DATASET EXTRACT

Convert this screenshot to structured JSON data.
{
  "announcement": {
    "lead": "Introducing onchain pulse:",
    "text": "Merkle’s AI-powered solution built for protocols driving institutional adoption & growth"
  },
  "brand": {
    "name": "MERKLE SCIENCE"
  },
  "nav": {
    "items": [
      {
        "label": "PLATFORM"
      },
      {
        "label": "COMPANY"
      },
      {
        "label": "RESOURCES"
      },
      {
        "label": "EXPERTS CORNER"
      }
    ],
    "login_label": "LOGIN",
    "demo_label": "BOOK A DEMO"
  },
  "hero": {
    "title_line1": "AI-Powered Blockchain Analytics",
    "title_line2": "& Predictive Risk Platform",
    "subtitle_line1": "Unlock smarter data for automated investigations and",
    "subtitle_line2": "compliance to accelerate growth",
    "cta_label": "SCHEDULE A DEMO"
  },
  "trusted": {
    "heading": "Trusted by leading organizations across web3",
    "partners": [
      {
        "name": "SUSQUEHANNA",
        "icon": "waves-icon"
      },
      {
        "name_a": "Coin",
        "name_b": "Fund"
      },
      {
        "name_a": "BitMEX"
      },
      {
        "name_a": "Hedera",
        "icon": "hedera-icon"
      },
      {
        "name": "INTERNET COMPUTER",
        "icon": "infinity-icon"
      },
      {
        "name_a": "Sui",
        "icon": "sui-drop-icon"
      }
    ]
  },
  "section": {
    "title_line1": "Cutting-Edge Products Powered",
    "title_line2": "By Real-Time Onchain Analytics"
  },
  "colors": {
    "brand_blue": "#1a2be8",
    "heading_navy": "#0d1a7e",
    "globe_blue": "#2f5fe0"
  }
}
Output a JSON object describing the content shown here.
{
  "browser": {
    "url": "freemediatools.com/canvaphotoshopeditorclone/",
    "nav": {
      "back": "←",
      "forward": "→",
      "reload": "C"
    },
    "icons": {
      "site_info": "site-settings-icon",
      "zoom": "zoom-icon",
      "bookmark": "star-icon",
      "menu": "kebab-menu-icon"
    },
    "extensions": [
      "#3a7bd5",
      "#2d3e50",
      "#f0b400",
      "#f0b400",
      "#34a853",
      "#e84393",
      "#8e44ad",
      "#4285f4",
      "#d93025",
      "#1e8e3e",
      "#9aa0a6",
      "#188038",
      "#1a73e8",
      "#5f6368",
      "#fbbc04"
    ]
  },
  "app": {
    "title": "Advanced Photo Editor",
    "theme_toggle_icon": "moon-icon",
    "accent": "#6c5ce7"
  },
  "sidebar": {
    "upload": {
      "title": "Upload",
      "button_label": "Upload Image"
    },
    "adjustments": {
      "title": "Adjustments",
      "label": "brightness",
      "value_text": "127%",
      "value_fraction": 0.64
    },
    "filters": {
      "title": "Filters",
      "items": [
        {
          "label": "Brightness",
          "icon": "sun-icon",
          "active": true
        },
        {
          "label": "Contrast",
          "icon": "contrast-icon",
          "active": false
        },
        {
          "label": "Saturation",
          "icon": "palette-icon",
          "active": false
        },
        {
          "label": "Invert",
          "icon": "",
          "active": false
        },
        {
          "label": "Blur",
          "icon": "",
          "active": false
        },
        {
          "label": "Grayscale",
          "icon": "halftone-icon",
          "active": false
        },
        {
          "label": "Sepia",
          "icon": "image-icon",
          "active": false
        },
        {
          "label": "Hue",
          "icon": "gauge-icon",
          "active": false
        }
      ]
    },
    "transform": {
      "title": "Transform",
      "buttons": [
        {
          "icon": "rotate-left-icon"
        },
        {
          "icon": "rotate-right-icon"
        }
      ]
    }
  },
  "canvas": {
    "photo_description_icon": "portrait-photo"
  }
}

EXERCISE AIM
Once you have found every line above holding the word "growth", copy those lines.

RESPONSE
    "text": "Merkle’s AI-powered solution built for protocols driving institutional adoption & growth"
    "subtitle_line2": "compliance to accelerate growth",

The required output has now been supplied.